U.S. consumer prices rose 0.2% in May, with surging gasoline costs driving much of the increase.
The Labor Department said Thursday that the consumer price index climbed 2.8% last month from a year earlier, putting inflation on its fastest annual pace since February 2012. But core prices—which exclude the volatile food and energy categories—have risen a milder 2.2% over the past 12 months.
Inflation remains relatively tame, although it has picked up sharply this year, in large part due to more expensive oil. Gasoline prices climbed 1.7% in May and jumped 21.8% from a year ago.
Americans are also paying more for housing: shelter costs have risen 3.5% in the past year. And transportation services, which include auto repair and airfare, have increased 3.8%.
Yet the prices of commodities other than food and energy have fallen 0.3% in the past year. This slower growth in core prices likely means that the Federal Reserve will raise interest rates only gradually. Fed officials are expected to raise rates on Wednesday for the second time this year.
Should core inflation accelerate, the Fed might move to tighten credit more aggressively. The challenge would be to do so without slowing growth so much as to create a downturn.

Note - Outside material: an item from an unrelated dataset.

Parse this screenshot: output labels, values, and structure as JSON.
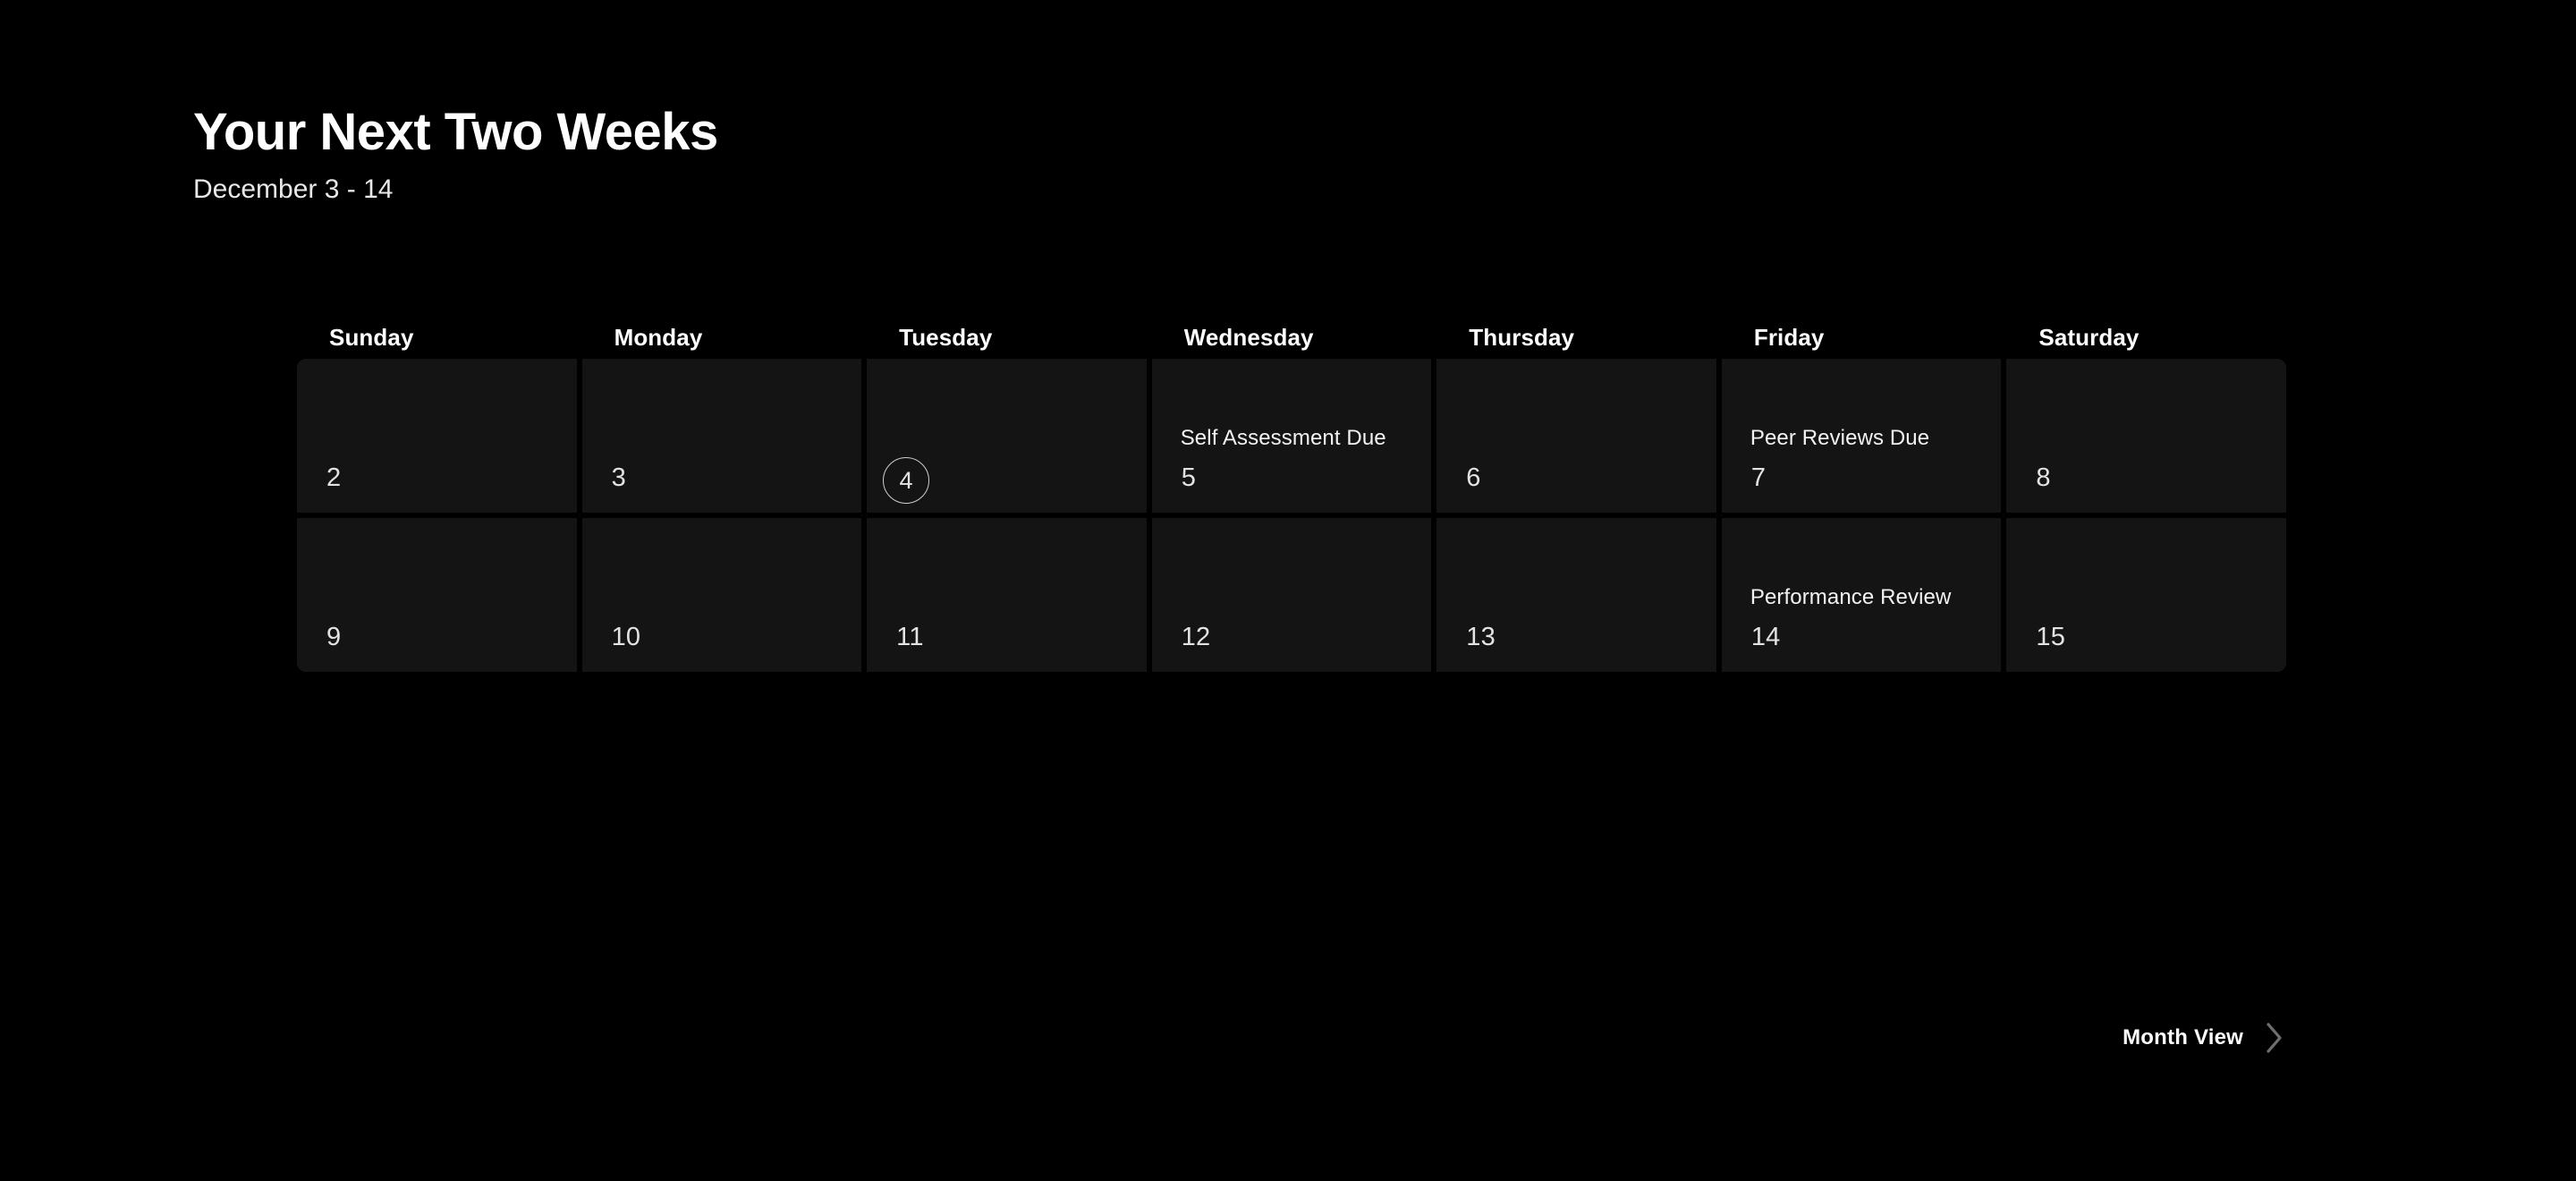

“With inflationary pressures still on a gradual upward trajectory, today’s readings shouldn’t alter the rate hike path of the Fed ahead of tomorrow’s expected rate increase,” said Katherine Judge, economist at CIBC Capital Markets, in a note.